Task goal
Search the records below for the word "suitable". Copy each line where it occurs.

Data provided
----------------------------------------
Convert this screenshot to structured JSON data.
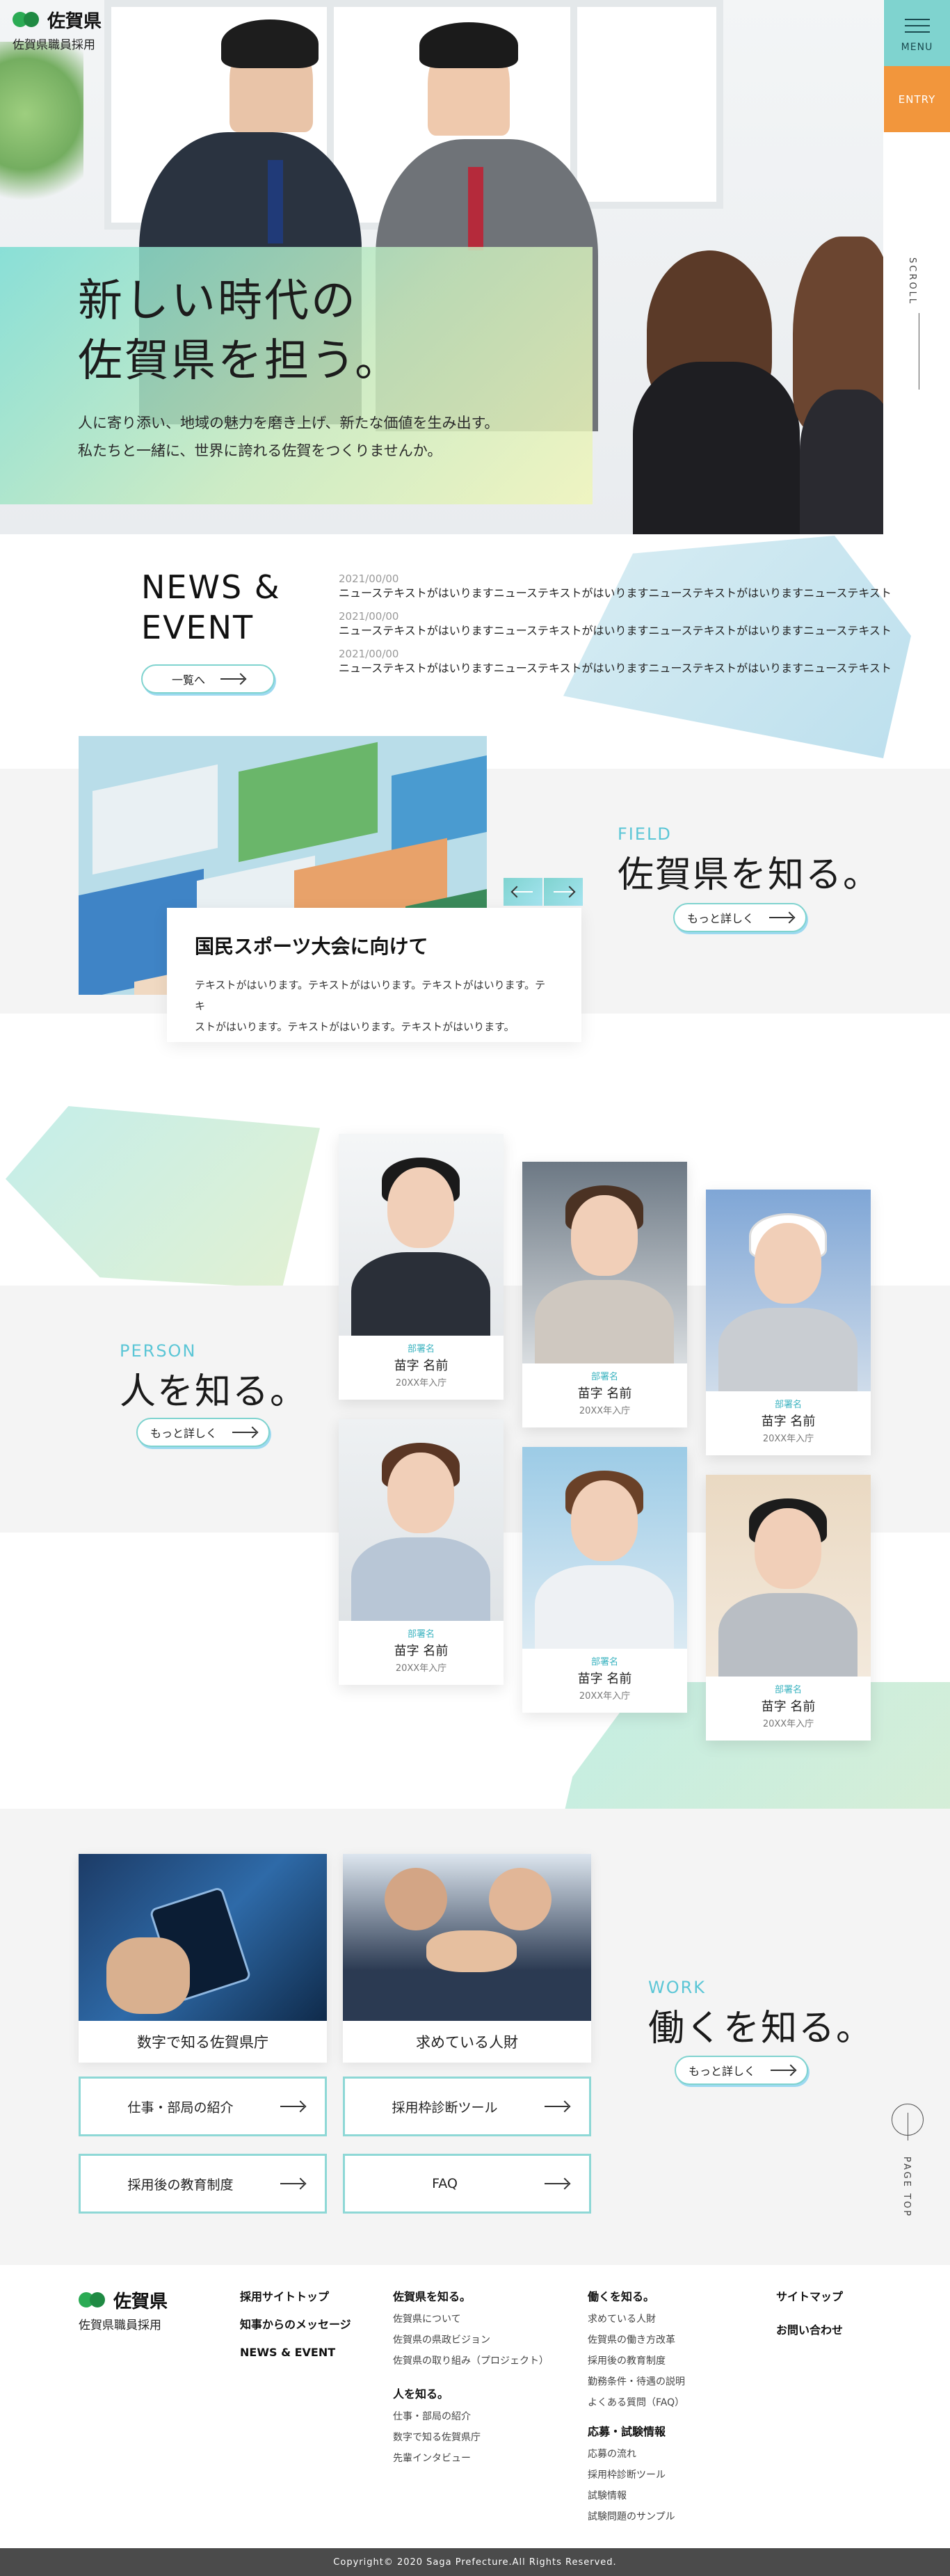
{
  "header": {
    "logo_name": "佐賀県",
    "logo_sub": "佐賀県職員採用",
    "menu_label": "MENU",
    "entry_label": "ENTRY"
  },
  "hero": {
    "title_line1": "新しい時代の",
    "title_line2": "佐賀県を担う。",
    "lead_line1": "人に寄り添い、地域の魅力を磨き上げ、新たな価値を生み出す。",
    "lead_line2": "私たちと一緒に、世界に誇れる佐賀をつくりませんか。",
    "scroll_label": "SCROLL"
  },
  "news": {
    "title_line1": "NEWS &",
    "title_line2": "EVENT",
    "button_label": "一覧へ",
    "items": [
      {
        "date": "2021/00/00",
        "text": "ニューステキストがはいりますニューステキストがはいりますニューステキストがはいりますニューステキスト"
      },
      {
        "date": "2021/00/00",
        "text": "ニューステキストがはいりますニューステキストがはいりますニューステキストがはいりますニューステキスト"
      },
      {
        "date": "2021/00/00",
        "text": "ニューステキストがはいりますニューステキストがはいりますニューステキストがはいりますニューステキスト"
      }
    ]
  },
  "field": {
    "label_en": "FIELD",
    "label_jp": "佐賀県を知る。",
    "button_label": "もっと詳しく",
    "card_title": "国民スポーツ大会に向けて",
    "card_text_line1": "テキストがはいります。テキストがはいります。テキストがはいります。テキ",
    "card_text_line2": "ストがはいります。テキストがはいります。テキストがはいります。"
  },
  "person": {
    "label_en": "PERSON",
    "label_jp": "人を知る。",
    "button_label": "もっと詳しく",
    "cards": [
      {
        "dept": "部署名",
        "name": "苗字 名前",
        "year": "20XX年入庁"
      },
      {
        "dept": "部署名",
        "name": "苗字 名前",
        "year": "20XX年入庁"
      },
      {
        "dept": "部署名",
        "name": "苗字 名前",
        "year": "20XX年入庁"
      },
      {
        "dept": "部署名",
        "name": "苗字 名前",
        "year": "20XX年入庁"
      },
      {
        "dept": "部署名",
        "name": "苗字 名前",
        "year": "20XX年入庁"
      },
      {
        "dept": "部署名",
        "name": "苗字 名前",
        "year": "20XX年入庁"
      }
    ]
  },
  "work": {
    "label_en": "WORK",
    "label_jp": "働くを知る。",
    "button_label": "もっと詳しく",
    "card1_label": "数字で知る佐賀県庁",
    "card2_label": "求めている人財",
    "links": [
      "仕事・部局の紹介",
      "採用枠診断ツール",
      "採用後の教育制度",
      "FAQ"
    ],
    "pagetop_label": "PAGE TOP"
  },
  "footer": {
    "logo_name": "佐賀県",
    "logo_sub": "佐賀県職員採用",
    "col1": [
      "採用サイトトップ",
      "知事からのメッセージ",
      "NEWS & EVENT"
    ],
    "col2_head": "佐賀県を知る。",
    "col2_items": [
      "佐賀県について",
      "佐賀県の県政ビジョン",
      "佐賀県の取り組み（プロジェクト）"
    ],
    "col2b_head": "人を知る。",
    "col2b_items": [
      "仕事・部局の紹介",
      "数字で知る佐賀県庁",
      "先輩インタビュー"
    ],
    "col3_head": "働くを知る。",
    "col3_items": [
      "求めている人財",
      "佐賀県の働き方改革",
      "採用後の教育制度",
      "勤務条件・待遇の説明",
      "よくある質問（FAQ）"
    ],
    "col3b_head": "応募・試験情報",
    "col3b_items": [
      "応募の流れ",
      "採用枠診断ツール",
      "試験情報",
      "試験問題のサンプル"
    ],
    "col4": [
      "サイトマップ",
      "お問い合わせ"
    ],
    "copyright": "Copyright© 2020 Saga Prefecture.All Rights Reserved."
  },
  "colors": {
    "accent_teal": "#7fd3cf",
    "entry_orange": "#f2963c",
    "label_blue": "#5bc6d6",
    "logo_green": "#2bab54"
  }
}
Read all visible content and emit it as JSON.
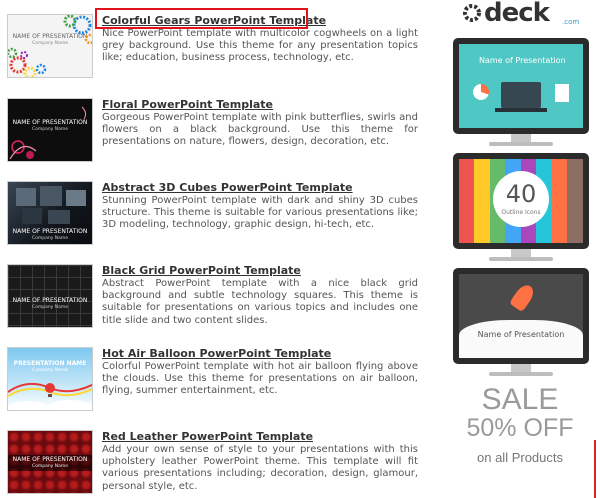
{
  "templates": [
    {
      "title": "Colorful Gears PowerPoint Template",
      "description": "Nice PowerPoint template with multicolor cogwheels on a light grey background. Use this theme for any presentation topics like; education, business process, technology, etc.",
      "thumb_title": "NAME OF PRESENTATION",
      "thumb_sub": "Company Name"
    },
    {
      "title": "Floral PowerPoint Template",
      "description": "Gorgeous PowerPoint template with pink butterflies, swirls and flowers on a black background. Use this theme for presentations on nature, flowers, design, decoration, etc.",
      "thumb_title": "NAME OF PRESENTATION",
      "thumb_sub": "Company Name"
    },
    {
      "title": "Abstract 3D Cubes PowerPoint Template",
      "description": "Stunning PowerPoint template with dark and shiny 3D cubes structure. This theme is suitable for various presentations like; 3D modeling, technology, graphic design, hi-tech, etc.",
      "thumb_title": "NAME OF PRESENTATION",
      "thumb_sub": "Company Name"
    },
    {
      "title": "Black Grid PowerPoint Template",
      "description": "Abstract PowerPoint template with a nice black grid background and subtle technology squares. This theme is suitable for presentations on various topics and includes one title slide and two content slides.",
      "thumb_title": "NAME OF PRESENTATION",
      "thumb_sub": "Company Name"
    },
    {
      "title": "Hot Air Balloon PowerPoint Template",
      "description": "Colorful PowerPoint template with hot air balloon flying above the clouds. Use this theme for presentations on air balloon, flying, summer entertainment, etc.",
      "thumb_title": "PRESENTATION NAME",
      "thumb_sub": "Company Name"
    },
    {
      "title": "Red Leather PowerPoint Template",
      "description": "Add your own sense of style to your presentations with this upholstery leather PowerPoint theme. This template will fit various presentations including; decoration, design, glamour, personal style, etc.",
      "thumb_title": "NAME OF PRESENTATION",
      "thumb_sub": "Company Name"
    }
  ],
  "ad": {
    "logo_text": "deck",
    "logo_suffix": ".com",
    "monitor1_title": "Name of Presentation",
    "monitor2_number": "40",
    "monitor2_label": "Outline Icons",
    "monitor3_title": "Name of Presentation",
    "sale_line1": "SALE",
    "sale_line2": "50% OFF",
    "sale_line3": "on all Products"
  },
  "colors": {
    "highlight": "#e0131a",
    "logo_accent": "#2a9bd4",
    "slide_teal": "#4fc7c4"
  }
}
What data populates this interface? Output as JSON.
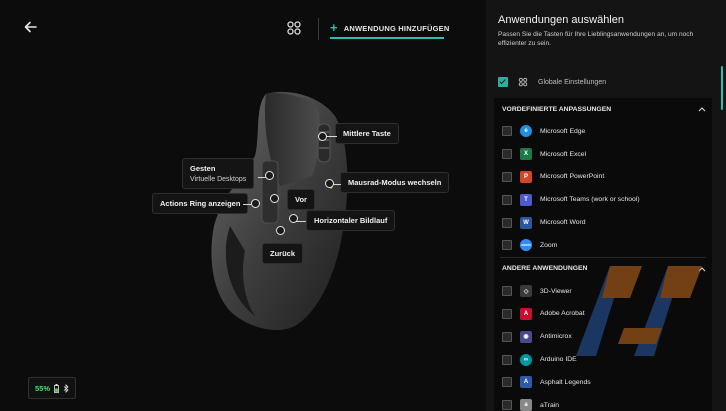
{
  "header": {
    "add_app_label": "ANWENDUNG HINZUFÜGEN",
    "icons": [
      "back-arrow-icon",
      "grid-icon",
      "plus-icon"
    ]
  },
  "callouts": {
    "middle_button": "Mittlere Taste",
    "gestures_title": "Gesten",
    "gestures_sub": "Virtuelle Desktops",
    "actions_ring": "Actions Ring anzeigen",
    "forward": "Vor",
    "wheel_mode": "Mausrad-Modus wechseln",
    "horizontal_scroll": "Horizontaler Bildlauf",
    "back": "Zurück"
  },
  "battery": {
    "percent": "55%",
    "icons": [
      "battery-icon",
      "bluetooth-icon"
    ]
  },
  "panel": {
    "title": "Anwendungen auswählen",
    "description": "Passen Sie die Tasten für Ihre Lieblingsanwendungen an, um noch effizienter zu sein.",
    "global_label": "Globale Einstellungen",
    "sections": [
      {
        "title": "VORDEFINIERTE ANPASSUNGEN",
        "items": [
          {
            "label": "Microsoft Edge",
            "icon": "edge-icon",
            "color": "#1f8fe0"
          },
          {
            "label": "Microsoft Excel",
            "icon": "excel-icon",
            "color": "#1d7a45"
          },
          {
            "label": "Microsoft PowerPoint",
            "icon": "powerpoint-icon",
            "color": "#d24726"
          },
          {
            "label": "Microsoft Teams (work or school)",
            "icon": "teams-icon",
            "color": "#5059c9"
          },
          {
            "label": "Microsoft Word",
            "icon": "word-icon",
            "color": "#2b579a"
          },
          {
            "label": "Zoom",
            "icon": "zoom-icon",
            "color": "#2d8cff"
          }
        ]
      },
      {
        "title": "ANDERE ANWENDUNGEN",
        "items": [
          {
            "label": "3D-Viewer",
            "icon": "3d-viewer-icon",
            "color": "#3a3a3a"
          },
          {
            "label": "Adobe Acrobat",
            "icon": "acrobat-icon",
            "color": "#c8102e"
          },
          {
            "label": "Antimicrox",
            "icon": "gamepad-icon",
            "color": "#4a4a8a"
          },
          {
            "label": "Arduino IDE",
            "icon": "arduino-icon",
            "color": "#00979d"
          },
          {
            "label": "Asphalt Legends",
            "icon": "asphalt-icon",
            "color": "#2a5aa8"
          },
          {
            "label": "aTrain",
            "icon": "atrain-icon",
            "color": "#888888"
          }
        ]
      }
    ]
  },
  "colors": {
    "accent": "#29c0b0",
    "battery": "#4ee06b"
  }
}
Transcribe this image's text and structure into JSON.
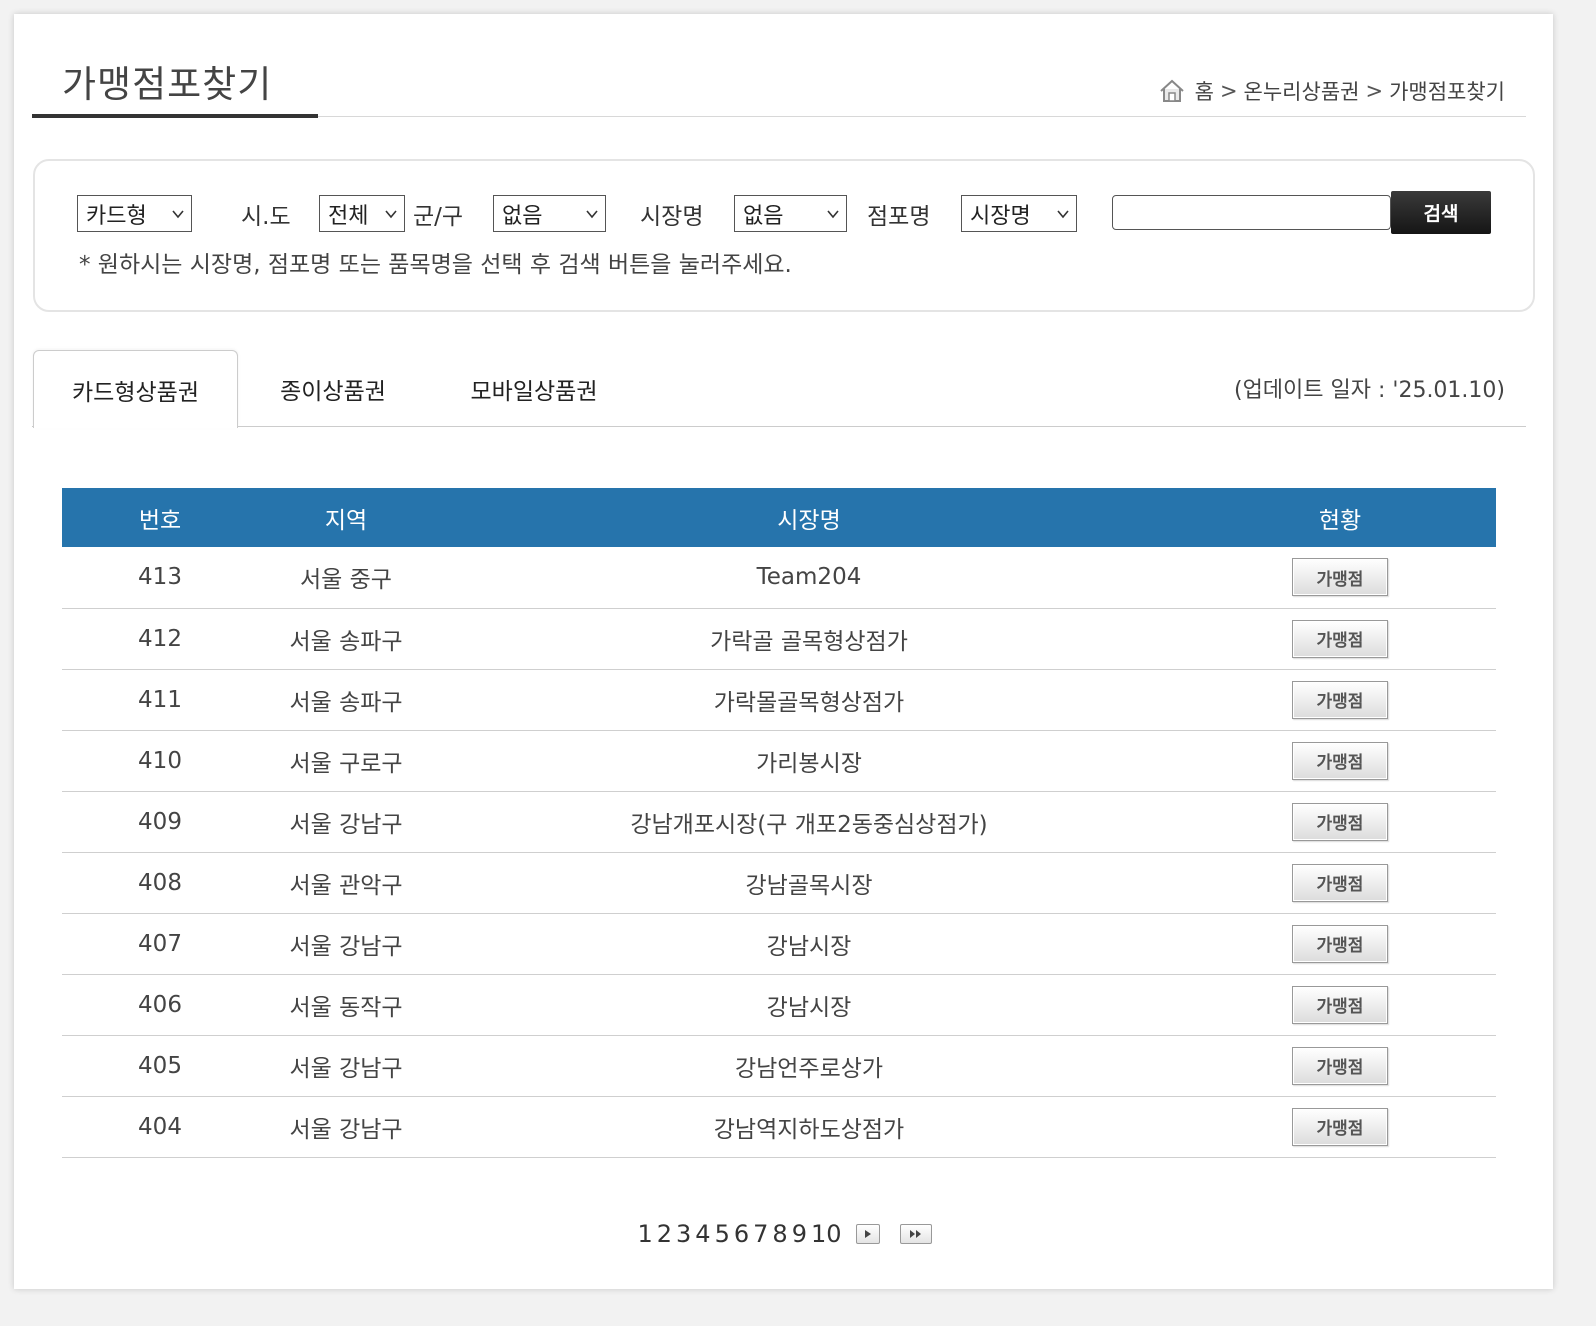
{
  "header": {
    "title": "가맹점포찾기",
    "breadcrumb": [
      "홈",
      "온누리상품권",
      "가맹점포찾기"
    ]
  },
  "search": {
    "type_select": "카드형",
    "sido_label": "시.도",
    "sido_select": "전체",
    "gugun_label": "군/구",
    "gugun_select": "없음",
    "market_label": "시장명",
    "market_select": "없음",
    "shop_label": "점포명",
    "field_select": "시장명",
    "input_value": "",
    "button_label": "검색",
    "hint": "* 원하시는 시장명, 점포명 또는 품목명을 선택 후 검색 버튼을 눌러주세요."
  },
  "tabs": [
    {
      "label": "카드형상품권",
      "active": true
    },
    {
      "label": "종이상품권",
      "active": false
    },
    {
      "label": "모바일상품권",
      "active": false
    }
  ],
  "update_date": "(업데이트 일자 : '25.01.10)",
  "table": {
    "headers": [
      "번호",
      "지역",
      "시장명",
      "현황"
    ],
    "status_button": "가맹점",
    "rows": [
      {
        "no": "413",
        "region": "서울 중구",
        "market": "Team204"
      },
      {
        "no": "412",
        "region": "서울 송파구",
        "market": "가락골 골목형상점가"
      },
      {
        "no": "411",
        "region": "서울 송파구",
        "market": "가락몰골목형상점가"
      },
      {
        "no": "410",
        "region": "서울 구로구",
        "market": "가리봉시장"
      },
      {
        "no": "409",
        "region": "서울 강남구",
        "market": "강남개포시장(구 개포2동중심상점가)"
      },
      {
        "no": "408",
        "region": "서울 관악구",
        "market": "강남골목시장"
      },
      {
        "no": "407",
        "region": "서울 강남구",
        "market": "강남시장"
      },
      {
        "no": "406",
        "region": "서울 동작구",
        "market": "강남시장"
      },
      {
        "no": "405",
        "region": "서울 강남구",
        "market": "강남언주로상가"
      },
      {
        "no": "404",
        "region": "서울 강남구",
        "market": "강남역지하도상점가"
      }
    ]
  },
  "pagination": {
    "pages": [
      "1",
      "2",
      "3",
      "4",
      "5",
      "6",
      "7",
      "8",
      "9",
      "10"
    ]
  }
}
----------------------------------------
Exercise result
      "description": "Stunning PowerPoint template with dark and shiny 3D cubes structure. This theme is suitable for various presentations like; 3D modeling, technology, graphic design, hi-tech, etc.",
      "description": "Abstract PowerPoint template with a nice black grid background and subtle technology squares. This theme is suitable for presentations on various topics and includes one title slide and two content slides.",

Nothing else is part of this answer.